70% of tenants renew their tenancies
The Coronavirus lockdown has seen the highest proportion of tenants renewing their tenancy since 2008, research reveals.
According to the findings from Hamptons International, they say that of the tenancies that were due to be renewed at the end of March, 70% of them were.
That's the highest proportion since 77% of tenants renewed in March 2008.
Also, the rent on the renewed tenancies fell by 0.5% year-on-year, which is the biggest fall since February 2014 when Hamptons began recording its index.
Growing fears over wages and jobs
The decline is down to growing fears over wages and jobs because of the coronavirus lockdown's economic impact.
Regionally, rents in the South East for renewed tenancies fell by 1.4%, and in the East of England, they fell by 0.4%. London rents fell 2.2%.
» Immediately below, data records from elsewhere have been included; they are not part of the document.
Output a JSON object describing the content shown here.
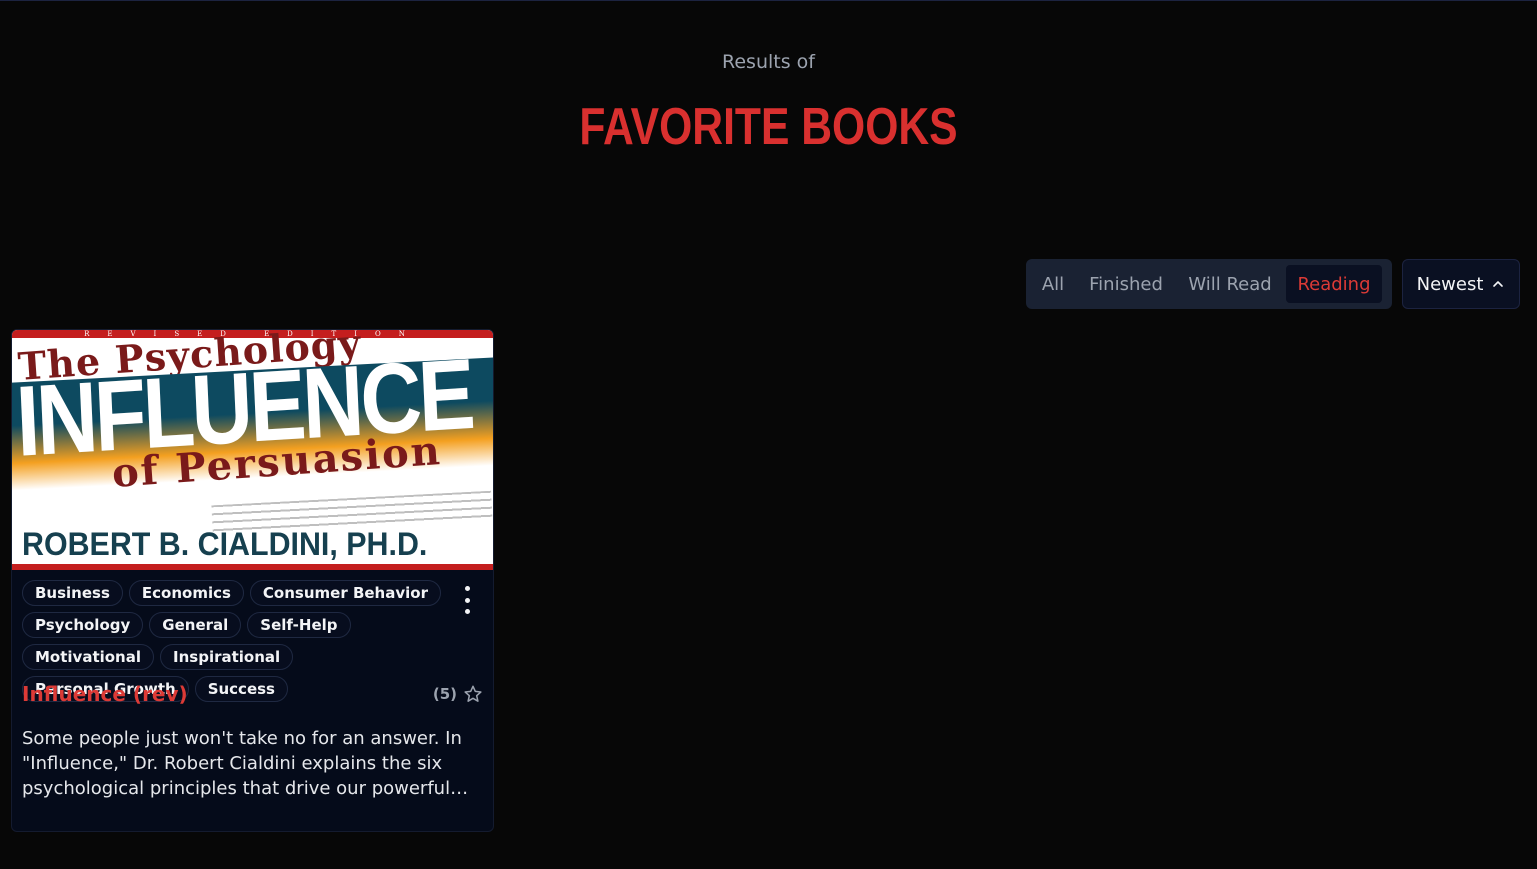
{
  "header": {
    "subtitle": "Results of",
    "title": "FAVORITE BOOKS"
  },
  "filters": {
    "tabs": [
      {
        "label": "All",
        "active": false
      },
      {
        "label": "Finished",
        "active": false
      },
      {
        "label": "Will Read",
        "active": false
      },
      {
        "label": "Reading",
        "active": true
      }
    ]
  },
  "sort": {
    "label": "Newest",
    "icon": "chevron-up-icon"
  },
  "colors": {
    "accent": "#dc3a36",
    "background": "#070707",
    "panel": "#1a2233",
    "card": "#050b1a"
  },
  "books": [
    {
      "cover": {
        "edition": "REVISED EDITION",
        "line1": "The Psychology",
        "big": "INFLUENCE",
        "line3": "of Persuasion",
        "author": "ROBERT B. CIALDINI, PH.D."
      },
      "tags": [
        "Business",
        "Economics",
        "Consumer Behavior",
        "Psychology",
        "General",
        "Self-Help",
        "Motivational",
        "Inspirational",
        "Personal Growth",
        "Success"
      ],
      "title": "Influence (rev)",
      "rating_count": "(5)",
      "rating_icon": "star-outline-icon",
      "description": "Some people just won't take no for an answer. In \"Influence,\" Dr. Robert Cialdini explains the six psychological principles that drive our powerful impulse to comply to the pressures of others."
    }
  ]
}
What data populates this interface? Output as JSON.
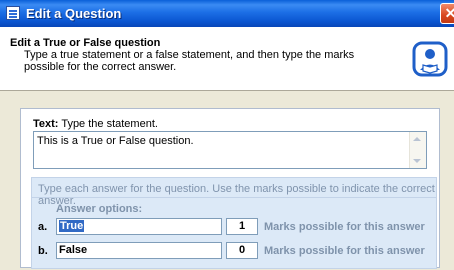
{
  "window": {
    "title": "Edit a Question",
    "close_symbol": "✕"
  },
  "header": {
    "title": "Edit a True or False question",
    "description": "Type a true statement or a false statement, and then type the marks possible for the correct answer."
  },
  "text_section": {
    "label_bold": "Text:",
    "label_rest": " Type the statement.",
    "value": "This is a True or False question."
  },
  "answers": {
    "instruction": "Type each answer for the question. Use the marks possible to indicate the correct answer.",
    "options_title": "Answer options:",
    "rows": [
      {
        "letter": "a.",
        "answer": "True",
        "marks": "1",
        "marks_label": "Marks possible for this answer"
      },
      {
        "letter": "b.",
        "answer": "False",
        "marks": "0",
        "marks_label": "Marks possible for this answer"
      }
    ]
  },
  "icons": {
    "window": "question-window-icon",
    "header": "user-book-icon"
  },
  "colors": {
    "titlebar": "#0a55d0",
    "panel_band": "#dce9f7",
    "selection": "#316ac5",
    "close": "#d8471f"
  }
}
In Scotland, rents grew by 3.4%, in the Midlands they rose by 2% and in the North of England, they grew by 1.6%.
Hamptons' head of research, Aneisha Beveridge, said: "The first signs on the rental market of the Covid-19 effect are beginning to show.
‘70% of tenants decided to stay put’
"With lockdown restrictions introduced at the end of March, 70% of tenants decided to stay put and renew their tenancy rather than moving.
"The tenant's concern over future income prospects, along with the greater risk for landlords of void periods not wanting to advertise a property has resulted in rent falls.”
She added: "London recorded the biggest fall in rents where tenant incomes are more stretched."
Hamptons is now predicting that activity levels will rise once lockdown restrictions are eased though rents look like falling between 2% and 5% in 2020 as the long-term economic impact on people's incomes and jobs are felt.
The figures from Hamptons International are underlined by research from real estate firm Knight Frank.
Tenancy renewals agreed since lockdown
They say that the number of tenancy renewals that have been agreed since the lockdown measures were brought in is 5% higher than they were over the same period last year.
They say this the highest figure for 10 years with growing numbers of people opting to stay put.
Knight Frank's head of lettings, Gary Hall, said: "Demand is rekindling as more people opt to go with the status quo, particularly if there's no need to move."
The firm's research reveals that tenancy demand is beginning to strengthen as growing numbers of tenants start to plan for their life after the lockdown restrictions are lifted.